→ Directions
Every line of the data, first to last, must be written out unchanged.

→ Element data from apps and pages
____________
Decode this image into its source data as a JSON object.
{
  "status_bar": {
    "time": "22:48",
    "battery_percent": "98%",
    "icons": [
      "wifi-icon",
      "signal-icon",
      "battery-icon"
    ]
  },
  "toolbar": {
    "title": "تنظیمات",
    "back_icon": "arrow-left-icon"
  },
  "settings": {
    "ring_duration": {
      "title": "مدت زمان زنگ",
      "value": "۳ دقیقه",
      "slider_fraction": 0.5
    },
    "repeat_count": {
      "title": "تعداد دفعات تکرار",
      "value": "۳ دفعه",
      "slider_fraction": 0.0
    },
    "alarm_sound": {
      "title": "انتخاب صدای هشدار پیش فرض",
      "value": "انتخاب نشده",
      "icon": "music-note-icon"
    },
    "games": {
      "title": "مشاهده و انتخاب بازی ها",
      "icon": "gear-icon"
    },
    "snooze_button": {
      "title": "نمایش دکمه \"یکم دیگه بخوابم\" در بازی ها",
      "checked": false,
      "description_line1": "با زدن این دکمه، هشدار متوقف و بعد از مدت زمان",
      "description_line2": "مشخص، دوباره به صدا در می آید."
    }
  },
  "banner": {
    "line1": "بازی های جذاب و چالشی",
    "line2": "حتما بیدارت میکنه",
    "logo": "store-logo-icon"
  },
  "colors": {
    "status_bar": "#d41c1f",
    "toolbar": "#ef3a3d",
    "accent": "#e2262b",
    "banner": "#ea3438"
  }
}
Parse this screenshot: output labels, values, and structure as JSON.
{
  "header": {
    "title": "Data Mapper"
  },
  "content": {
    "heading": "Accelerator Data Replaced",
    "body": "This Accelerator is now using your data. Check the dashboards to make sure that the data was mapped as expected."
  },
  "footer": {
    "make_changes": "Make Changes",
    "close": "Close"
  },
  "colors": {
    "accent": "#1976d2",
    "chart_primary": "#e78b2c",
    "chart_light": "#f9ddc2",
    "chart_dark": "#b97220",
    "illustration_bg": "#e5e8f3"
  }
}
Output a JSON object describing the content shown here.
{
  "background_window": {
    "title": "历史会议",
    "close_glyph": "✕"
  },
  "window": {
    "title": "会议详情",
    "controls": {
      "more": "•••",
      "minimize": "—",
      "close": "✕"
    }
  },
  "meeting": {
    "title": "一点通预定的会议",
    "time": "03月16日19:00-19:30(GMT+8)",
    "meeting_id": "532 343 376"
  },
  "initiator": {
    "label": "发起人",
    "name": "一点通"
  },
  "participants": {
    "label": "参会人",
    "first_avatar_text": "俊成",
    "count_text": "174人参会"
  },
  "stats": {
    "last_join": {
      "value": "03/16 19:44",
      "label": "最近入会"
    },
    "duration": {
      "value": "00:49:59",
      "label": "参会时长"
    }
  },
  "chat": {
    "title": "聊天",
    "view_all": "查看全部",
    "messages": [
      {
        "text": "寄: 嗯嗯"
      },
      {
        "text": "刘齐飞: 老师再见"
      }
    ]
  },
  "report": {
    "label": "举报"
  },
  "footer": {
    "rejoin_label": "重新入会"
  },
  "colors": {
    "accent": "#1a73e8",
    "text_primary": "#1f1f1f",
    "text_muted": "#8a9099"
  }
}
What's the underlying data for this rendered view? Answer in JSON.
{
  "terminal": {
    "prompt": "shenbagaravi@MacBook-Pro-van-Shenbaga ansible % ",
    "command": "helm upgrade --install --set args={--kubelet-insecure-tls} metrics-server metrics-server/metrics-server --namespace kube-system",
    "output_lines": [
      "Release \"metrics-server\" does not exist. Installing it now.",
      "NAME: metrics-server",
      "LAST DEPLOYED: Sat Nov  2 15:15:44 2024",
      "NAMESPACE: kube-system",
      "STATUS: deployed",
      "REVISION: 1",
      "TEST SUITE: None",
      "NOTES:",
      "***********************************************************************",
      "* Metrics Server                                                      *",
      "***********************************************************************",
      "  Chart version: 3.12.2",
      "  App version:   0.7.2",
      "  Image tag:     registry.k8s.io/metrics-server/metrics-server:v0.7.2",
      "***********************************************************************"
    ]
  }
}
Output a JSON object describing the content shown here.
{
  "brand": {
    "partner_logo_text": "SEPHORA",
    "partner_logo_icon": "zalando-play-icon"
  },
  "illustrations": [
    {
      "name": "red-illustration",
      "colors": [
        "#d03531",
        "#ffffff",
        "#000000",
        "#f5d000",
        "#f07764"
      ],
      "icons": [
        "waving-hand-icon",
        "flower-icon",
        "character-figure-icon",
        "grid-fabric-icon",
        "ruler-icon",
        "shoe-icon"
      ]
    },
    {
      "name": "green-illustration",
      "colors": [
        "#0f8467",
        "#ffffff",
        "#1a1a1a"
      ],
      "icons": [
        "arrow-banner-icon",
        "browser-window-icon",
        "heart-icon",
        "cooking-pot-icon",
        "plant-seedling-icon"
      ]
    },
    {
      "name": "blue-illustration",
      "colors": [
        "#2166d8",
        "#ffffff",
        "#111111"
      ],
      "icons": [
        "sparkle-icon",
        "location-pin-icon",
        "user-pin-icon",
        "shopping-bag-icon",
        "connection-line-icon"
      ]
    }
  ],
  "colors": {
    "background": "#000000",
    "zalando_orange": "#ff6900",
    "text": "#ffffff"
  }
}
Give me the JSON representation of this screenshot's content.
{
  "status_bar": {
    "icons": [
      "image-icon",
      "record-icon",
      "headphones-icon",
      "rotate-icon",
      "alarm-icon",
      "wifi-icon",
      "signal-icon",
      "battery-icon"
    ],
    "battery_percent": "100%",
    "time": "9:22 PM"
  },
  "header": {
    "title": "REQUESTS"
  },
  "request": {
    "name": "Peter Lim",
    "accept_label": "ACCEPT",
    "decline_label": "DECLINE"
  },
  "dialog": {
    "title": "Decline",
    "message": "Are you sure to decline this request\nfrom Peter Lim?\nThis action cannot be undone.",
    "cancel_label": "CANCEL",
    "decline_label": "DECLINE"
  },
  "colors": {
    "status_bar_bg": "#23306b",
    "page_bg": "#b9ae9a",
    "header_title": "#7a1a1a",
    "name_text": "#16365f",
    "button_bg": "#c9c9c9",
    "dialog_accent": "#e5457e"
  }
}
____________
→ Exercise result
Decode this image into its source data as a JSON object.
{
  "status_bar": {
    "time": "22:48",
    "battery_percent": "98%",
    "icons": [
      "wifi-icon",
      "signal-icon",
      "battery-icon"
    ]
  },
  "toolbar": {
    "title": "تنظیمات",
    "back_icon": "arrow-left-icon"
  },
  "settings": {
    "ring_duration": {
      "title": "مدت زمان زنگ",
      "value": "۳ دقیقه",
      "slider_fraction": 0.5
    },
    "repeat_count": {
      "title": "تعداد دفعات تکرار",
      "value": "۳ دفعه",
      "slider_fraction": 0.0
    },
    "alarm_sound": {
      "title": "انتخاب صدای هشدار پیش فرض",
      "value": "انتخاب نشده",
      "icon": "music-note-icon"
    },
    "games": {
      "title": "مشاهده و انتخاب بازی ها",
      "icon": "gear-icon"
    },
    "snooze_button": {
      "title": "نمایش دکمه \"یکم دیگه بخوابم\" در بازی ها",
      "checked": false,
      "description_line1": "با زدن این دکمه، هشدار متوقف و بعد از مدت زمان",
      "description_line2": "مشخص، دوباره به صدا در می آید."
    }
  },
  "banner": {
    "line1": "بازی های جذاب و چالشی",
    "line2": "حتما بیدارت میکنه",
    "logo": "store-logo-icon"
  },
  "colors": {
    "status_bar": "#d41c1f",
    "toolbar": "#ef3a3d",
    "accent": "#e2262b",
    "banner": "#ea3438"
  }
}
Parse this screenshot: output labels, values, and structure as JSON.
{
  "header": {
    "title": "Data Mapper"
  },
  "content": {
    "heading": "Accelerator Data Replaced",
    "body": "This Accelerator is now using your data. Check the dashboards to make sure that the data was mapped as expected."
  },
  "footer": {
    "make_changes": "Make Changes",
    "close": "Close"
  },
  "colors": {
    "accent": "#1976d2",
    "chart_primary": "#e78b2c",
    "chart_light": "#f9ddc2",
    "chart_dark": "#b97220",
    "illustration_bg": "#e5e8f3"
  }
}
Output a JSON object describing the content shown here.
{
  "background_window": {
    "title": "历史会议",
    "close_glyph": "✕"
  },
  "window": {
    "title": "会议详情",
    "controls": {
      "more": "•••",
      "minimize": "—",
      "close": "✕"
    }
  },
  "meeting": {
    "title": "一点通预定的会议",
    "time": "03月16日19:00-19:30(GMT+8)",
    "meeting_id": "532 343 376"
  },
  "initiator": {
    "label": "发起人",
    "name": "一点通"
  },
  "participants": {
    "label": "参会人",
    "first_avatar_text": "俊成",
    "count_text": "174人参会"
  },
  "stats": {
    "last_join": {
      "value": "03/16 19:44",
      "label": "最近入会"
    },
    "duration": {
      "value": "00:49:59",
      "label": "参会时长"
    }
  },
  "chat": {
    "title": "聊天",
    "view_all": "查看全部",
    "messages": [
      {
        "text": "寄: 嗯嗯"
      },
      {
        "text": "刘齐飞: 老师再见"
      }
    ]
  },
  "report": {
    "label": "举报"
  },
  "footer": {
    "rejoin_label": "重新入会"
  },
  "colors": {
    "accent": "#1a73e8",
    "text_primary": "#1f1f1f",
    "text_muted": "#8a9099"
  }
}
What's the underlying data for this rendered view? Answer in JSON.
{
  "terminal": {
    "prompt": "shenbagaravi@MacBook-Pro-van-Shenbaga ansible % ",
    "command": "helm upgrade --install --set args={--kubelet-insecure-tls} metrics-server metrics-server/metrics-server --namespace kube-system",
    "output_lines": [
      "Release \"metrics-server\" does not exist. Installing it now.",
      "NAME: metrics-server",
      "LAST DEPLOYED: Sat Nov  2 15:15:44 2024",
      "NAMESPACE: kube-system",
      "STATUS: deployed",
      "REVISION: 1",
      "TEST SUITE: None",
      "NOTES:",
      "***********************************************************************",
      "* Metrics Server                                                      *",
      "***********************************************************************",
      "  Chart version: 3.12.2",
      "  App version:   0.7.2",
      "  Image tag:     registry.k8s.io/metrics-server/metrics-server:v0.7.2",
      "***********************************************************************"
    ]
  }
}
Output a JSON object describing the content shown here.
{
  "brand": {
    "partner_logo_text": "SEPHORA",
    "partner_logo_icon": "zalando-play-icon"
  },
  "illustrations": [
    {
      "name": "red-illustration",
      "colors": [
        "#d03531",
        "#ffffff",
        "#000000",
        "#f5d000",
        "#f07764"
      ],
      "icons": [
        "waving-hand-icon",
        "flower-icon",
        "character-figure-icon",
        "grid-fabric-icon",
        "ruler-icon",
        "shoe-icon"
      ]
    },
    {
      "name": "green-illustration",
      "colors": [
        "#0f8467",
        "#ffffff",
        "#1a1a1a"
      ],
      "icons": [
        "arrow-banner-icon",
        "browser-window-icon",
        "heart-icon",
        "cooking-pot-icon",
        "plant-seedling-icon"
      ]
    },
    {
      "name": "blue-illustration",
      "colors": [
        "#2166d8",
        "#ffffff",
        "#111111"
      ],
      "icons": [
        "sparkle-icon",
        "location-pin-icon",
        "user-pin-icon",
        "shopping-bag-icon",
        "connection-line-icon"
      ]
    }
  ],
  "colors": {
    "background": "#000000",
    "zalando_orange": "#ff6900",
    "text": "#ffffff"
  }
}
Give me the JSON representation of this screenshot's content.
{
  "status_bar": {
    "icons": [
      "image-icon",
      "record-icon",
      "headphones-icon",
      "rotate-icon",
      "alarm-icon",
      "wifi-icon",
      "signal-icon",
      "battery-icon"
    ],
    "battery_percent": "100%",
    "time": "9:22 PM"
  },
  "header": {
    "title": "REQUESTS"
  },
  "request": {
    "name": "Peter Lim",
    "accept_label": "ACCEPT",
    "decline_label": "DECLINE"
  },
  "dialog": {
    "title": "Decline",
    "message": "Are you sure to decline this request\nfrom Peter Lim?\nThis action cannot be undone.",
    "cancel_label": "CANCEL",
    "decline_label": "DECLINE"
  },
  "colors": {
    "status_bar_bg": "#23306b",
    "page_bg": "#b9ae9a",
    "header_title": "#7a1a1a",
    "name_text": "#16365f",
    "button_bg": "#c9c9c9",
    "dialog_accent": "#e5457e"
  }
}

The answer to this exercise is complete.